━━ Data to process
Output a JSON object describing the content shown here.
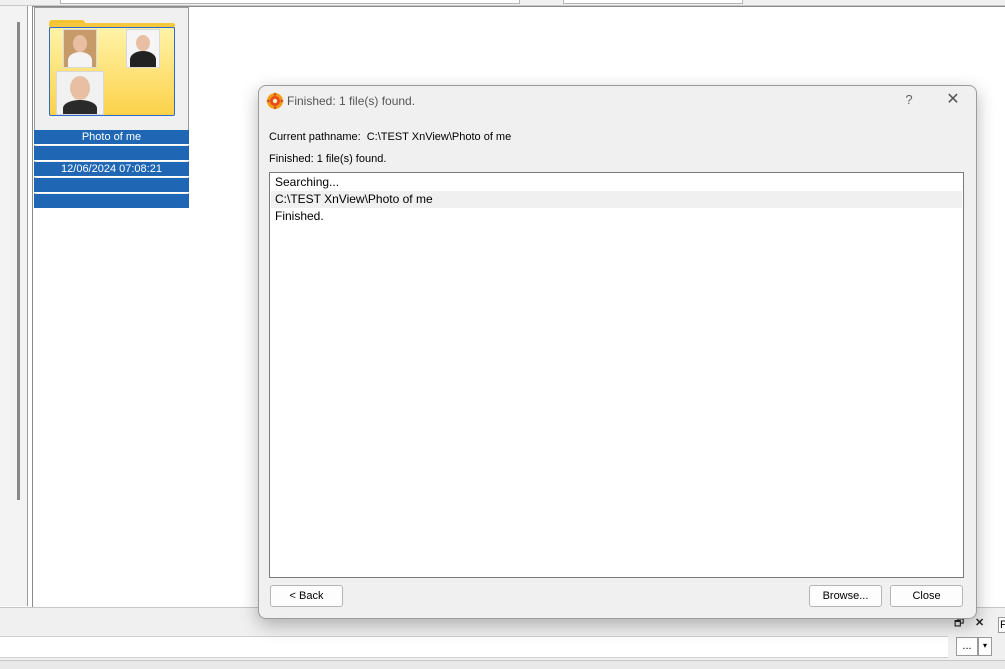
{
  "background": {
    "thumbnail": {
      "name": "Photo of me",
      "date": "12/06/2024 07:08:21",
      "folder_color": "#f5c73d",
      "selection_color": "#1f66b5"
    },
    "statusbar": {
      "restore_icon": "🗗",
      "close_icon": "✕",
      "more_label": "...",
      "dropdown_icon": "▾",
      "p_label": "P"
    }
  },
  "dialog": {
    "app_icon": "xnview-icon",
    "title": "Finished: 1 file(s) found.",
    "help_label": "?",
    "close_icon": "✕",
    "current_pathname_label": "Current pathname:",
    "current_pathname_value": "C:\\TEST XnView\\Photo of me",
    "status_text": "Finished: 1 file(s) found.",
    "log": [
      "Searching...",
      "C:\\TEST XnView\\Photo of me",
      "Finished."
    ],
    "buttons": {
      "back": "< Back",
      "browse": "Browse...",
      "close": "Close"
    }
  }
}
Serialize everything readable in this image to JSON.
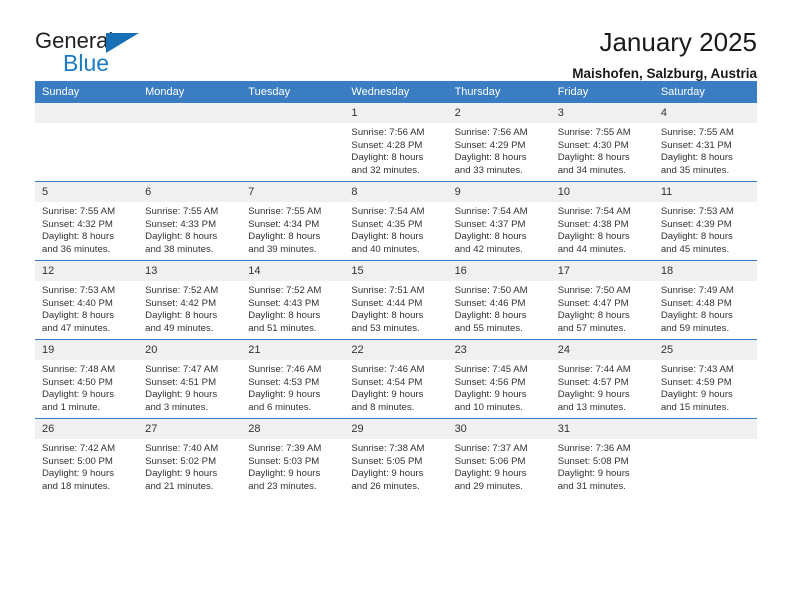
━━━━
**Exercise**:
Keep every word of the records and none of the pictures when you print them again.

**The completed task**:
Output a JSON object describing the content shown here.
{
  "background": {
    "thumbnail": {
      "name": "Photo of me",
      "date": "12/06/2024 07:08:21",
      "folder_color": "#f5c73d",
      "selection_color": "#1f66b5"
    },
    "statusbar": {
      "restore_icon": "🗗",
      "close_icon": "✕",
      "more_label": "...",
      "dropdown_icon": "▾",
      "p_label": "P"
    }
  },
  "dialog": {
    "app_icon": "xnview-icon",
    "title": "Finished: 1 file(s) found.",
    "help_label": "?",
    "close_icon": "✕",
    "current_pathname_label": "Current pathname:",
    "current_pathname_value": "C:\\TEST XnView\\Photo of me",
    "status_text": "Finished: 1 file(s) found.",
    "log": [
      "Searching...",
      "C:\\TEST XnView\\Photo of me",
      "Finished."
    ],
    "buttons": {
      "back": "< Back",
      "browse": "Browse...",
      "close": "Close"
    }
  }
}
Serialize everything readable in this image to JSON.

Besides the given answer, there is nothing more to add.